"That very well could be the case," Buell said.

Neither Warren nor McDonald returned Tribune calls for comment.

Buell said since a cadre of Ron Paul supporters took over the state party in Nevada, "people have been reluctant to give to the party" and have left it cash-strapped. The party is in such tumult that GOP presidential nominee Mitt Romney established a shadow party to help with operations on the ground.

Wimmer, who resigned his state representative seat earlier this year in a failed attempt to secure the GOP nomination in the new 4th Congressional District, was not available for comment. But Quintana said he was still planning to continue on to Las Vegas anyway.

"[He] has been in communication with officials from the Nevada Republican Party," Quintana said.

Mike Montandon, the Nevada GOP finance chairman who also sits on the executive board, said don't count Wimmer out yet.

"It sounds to me as if the cart was put before the horse," he said. "If we just hold our breath for 48 hours, this might all pan out."

Wimmer said earlier Tuesday he was planning on "meeting and talking with people throughout the state" in his new job and trumpeted his hiring in a press release Monday morning.

"The Nevada State Republican Party was searching for someone who has the ability to bring people together, lead strong willed individuals and has the talent as a voracious fundraiser," the release said. "The Nevada Republican Party is in an aggressive restructure and wanted a new perspective to assist them with the process.
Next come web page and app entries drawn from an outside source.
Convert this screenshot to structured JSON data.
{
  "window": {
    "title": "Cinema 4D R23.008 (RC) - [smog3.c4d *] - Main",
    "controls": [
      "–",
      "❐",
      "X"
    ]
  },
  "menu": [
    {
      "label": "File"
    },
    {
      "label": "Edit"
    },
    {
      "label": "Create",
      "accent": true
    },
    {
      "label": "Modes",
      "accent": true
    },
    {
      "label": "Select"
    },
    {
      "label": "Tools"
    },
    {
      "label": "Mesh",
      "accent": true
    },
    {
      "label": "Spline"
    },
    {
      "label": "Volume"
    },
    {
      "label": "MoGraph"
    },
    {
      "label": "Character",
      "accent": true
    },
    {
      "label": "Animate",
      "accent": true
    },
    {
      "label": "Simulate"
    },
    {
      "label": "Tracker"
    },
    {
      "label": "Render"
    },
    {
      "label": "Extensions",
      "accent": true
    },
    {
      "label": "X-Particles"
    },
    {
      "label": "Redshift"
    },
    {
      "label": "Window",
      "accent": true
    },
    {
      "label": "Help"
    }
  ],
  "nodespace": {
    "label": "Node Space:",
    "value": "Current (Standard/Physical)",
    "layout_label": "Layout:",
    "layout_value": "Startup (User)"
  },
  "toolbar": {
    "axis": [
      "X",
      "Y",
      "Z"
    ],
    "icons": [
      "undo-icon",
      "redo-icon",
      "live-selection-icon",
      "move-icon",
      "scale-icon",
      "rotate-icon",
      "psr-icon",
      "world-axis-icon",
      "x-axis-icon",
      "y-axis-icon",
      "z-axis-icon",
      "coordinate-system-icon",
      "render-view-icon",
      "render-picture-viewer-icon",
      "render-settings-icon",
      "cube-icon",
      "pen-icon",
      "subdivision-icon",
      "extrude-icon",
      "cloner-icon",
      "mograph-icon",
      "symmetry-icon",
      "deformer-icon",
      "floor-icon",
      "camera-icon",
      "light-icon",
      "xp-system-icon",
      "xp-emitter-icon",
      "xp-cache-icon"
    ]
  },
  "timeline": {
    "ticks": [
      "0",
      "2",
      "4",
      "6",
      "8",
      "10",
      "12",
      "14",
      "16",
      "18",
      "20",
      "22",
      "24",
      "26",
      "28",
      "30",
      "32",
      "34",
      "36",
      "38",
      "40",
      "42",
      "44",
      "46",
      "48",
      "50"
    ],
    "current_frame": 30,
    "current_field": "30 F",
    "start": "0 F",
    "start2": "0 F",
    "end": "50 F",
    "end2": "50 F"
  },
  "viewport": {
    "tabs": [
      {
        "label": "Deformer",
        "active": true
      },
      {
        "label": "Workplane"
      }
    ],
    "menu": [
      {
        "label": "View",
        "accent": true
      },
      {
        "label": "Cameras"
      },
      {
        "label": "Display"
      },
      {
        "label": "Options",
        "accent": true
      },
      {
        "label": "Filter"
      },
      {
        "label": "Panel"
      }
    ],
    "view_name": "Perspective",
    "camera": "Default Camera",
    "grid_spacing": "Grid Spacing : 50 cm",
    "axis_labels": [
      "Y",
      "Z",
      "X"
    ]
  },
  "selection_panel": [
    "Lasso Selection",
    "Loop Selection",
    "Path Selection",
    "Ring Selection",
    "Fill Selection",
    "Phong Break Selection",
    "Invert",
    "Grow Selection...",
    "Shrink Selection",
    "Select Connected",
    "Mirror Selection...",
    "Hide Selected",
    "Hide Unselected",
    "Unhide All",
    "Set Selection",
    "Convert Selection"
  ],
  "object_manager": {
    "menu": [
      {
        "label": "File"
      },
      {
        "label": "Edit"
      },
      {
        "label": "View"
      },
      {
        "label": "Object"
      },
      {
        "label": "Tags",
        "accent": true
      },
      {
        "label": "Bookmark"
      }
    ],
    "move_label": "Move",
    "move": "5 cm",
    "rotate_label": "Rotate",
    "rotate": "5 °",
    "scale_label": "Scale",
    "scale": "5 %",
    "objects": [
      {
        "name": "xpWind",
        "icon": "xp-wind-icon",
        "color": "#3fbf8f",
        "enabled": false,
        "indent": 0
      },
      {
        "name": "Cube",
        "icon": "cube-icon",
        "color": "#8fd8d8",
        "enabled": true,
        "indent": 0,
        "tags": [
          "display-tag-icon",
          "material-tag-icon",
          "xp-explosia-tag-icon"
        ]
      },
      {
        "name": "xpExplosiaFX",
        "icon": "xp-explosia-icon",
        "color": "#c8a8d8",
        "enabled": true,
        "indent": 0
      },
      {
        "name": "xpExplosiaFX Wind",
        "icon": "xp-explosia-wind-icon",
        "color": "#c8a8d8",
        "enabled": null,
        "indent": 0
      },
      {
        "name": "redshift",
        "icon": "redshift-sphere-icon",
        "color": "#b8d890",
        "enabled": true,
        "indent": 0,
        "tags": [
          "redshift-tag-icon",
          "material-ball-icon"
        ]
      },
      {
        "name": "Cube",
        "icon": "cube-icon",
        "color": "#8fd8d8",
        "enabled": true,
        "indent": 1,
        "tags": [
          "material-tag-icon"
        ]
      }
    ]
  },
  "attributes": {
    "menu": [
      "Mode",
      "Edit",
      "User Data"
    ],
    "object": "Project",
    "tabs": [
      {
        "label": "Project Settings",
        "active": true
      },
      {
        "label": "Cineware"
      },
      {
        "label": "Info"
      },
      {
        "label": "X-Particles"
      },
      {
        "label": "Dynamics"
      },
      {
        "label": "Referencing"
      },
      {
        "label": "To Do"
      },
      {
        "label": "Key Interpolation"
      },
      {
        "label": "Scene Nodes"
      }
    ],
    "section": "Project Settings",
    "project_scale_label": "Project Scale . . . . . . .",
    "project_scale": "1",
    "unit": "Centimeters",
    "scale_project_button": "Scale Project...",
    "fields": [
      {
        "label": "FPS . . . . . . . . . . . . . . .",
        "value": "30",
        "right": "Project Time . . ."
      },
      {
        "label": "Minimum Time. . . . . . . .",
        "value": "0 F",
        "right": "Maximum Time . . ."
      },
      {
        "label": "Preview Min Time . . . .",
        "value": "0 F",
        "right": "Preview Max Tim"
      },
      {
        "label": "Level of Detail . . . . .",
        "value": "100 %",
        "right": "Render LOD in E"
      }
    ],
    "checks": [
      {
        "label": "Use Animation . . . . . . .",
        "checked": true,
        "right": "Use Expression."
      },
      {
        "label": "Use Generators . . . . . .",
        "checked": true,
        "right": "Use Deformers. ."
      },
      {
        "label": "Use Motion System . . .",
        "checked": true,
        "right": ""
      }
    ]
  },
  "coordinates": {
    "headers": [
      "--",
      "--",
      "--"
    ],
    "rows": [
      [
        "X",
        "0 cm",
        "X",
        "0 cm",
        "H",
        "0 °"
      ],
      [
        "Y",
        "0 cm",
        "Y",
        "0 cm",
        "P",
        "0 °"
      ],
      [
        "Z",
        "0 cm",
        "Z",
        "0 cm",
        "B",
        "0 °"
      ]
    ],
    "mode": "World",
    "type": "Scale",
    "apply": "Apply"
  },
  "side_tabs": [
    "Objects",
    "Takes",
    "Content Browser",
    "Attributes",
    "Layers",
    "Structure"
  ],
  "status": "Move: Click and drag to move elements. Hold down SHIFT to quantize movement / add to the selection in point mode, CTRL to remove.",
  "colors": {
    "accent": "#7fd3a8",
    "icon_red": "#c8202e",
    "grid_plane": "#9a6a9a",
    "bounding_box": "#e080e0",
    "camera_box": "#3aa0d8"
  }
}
That someone is Carl Wimmer."

Chuck Muth, a political consultant in Nevada, said the whole debacle is embarrassing for Wimmer and the party.

"It's definitely more embarrassing for Mr. Wimmer," Muth said. "For the party, they'd have to improve 100-fold just to get to the point of disarray. It's unbelievable. I don't know how this sort of thing even happens." Twitter: @davemontero